Benefit to Investors  Lower returns  Higher returns over time 
It’s best to have your savings grow with compound interest and debts with simple interest. Compound interest can make borrowing more expensive over time.
“The magic of compound interest is that you can earn interest on your interest, and the effect of this can be truly remarkable over time.”
Understanding Compound Interest
Key Variables
Compound interest is a key financial idea that can greatly affect your savings and investments. To get the most out of it, you need to understand its main parts. These are the interest rate, the starting principal amount, the frequency of compounding, the duration of the investment or loan, and any deposits or withdrawals made over time.
The interest rate is the percentage of the principal that earns or pays interest. It’s very important for how compound interest works. The starting principal amount is the first money put in or borrowed. It’s the base for the compounding.
The frequency of compounding is how often interest is added to the principal. Common schedules are daily or monthly, but some places use quarterly or yearly. The time duration of the investment or loan matters too. The longer the money grows or compounds, the more powerful it becomes.
Any deposits or withdrawals can change how compound interest works. Putting money in regularly can speed up your savings. Taking money out can slow or stop the compounding.
Knowing these key parts is key to using compound interest well. It helps whether you’re saving money or managing debt. By thinking about each part, you can make smart choices and use compound interest to your advantage.
Variable  Description  Impact on Compound Interest 

Interest Rate  The percentage of the principal amount earned or paid as interest  Higher interest rates lead to faster growth or higher costs 
Starting Principal  The initial sum of money invested or borrowed  A larger starting principal results in greater compound interest 
Compounding Frequency  How often the interest is calculated and added to the principal  More frequent compounding leads to faster growth 
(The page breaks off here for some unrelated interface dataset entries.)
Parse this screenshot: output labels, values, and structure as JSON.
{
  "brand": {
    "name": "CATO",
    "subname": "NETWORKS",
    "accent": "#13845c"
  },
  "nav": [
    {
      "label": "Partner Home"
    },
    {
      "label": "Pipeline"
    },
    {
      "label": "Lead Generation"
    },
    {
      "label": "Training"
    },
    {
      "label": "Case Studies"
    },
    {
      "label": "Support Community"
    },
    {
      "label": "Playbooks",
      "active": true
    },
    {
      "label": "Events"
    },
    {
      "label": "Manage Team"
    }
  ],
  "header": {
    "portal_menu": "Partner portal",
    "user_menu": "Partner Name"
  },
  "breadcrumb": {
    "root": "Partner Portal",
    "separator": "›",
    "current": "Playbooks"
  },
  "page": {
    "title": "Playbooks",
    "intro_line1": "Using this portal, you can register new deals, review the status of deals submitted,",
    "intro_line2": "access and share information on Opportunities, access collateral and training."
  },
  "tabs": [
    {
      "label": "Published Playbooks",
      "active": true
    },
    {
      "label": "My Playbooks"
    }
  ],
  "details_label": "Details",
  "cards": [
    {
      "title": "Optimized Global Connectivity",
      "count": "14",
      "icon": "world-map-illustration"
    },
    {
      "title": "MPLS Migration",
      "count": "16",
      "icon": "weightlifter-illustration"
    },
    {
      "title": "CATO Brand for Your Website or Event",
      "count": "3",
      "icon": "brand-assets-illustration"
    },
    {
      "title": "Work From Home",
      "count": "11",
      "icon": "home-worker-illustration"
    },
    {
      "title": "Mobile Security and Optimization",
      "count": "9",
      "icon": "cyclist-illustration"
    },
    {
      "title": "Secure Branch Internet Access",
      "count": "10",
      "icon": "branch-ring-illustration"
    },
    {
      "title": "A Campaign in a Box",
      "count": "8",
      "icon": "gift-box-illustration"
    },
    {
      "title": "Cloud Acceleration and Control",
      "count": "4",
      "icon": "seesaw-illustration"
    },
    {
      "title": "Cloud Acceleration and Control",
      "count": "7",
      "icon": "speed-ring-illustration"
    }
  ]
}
Time Duration  The length of the investment or loan period  Longer durations allow for greater compound interest accumulation 
Deposits and Withdrawals  Any additional contributions or withdrawals made over the investment or loan period  Consistent deposits boost compound interest growth, while withdrawals slow or halt the process 
Compound Interest Formula
Understanding compound interest is key. The compound interest formula helps you figure out the future value of your money. It includes the principal, interest rate, compounding periods, and time.
The formula is: A = P (1 + [r / n])^(nt), where:
 A is the total money after n years, including interest
 P is the starting money
 r is the yearly interest rate
 n is how often interest is added each year
 t is the years passed
This formula helps you see the future value of your money. It’s key for planning your finances. Microsoft Excel also has a Future Value (FV) function to make these calculations easier.
Knowing the compound interest formula helps you understand compounding’s power. It’s useful for saving for retirement, investing, or managing loans. This formula is a powerful tool for your financial planning.
Conclusion
Understanding compound interest is key to reaching your financial goals and growing wealth. By learning about compound interest, you can make smart choices about saving, investing, and managing debt. This knowledge lets you use compounding to boost your financial growth, leading to more financial security and freedom.
Compound interest is vital for planning your finances and building wealth. It matters whether you’re just starting to save or nearing retirement. Knowing how compound interest works and how to use it to your advantage can change your financial future. By investing early and regularly, you can enjoy the power of exponential growth, building a lot of wealth over time.
Time is a big part of compound interest’s success. The sooner you start saving and investing, the more time your money has to grow. This means more benefits from compounding. With careful financial planning and a focus on the future, you can use compound interest to reach your financial goals and secure a bright future for you and your family.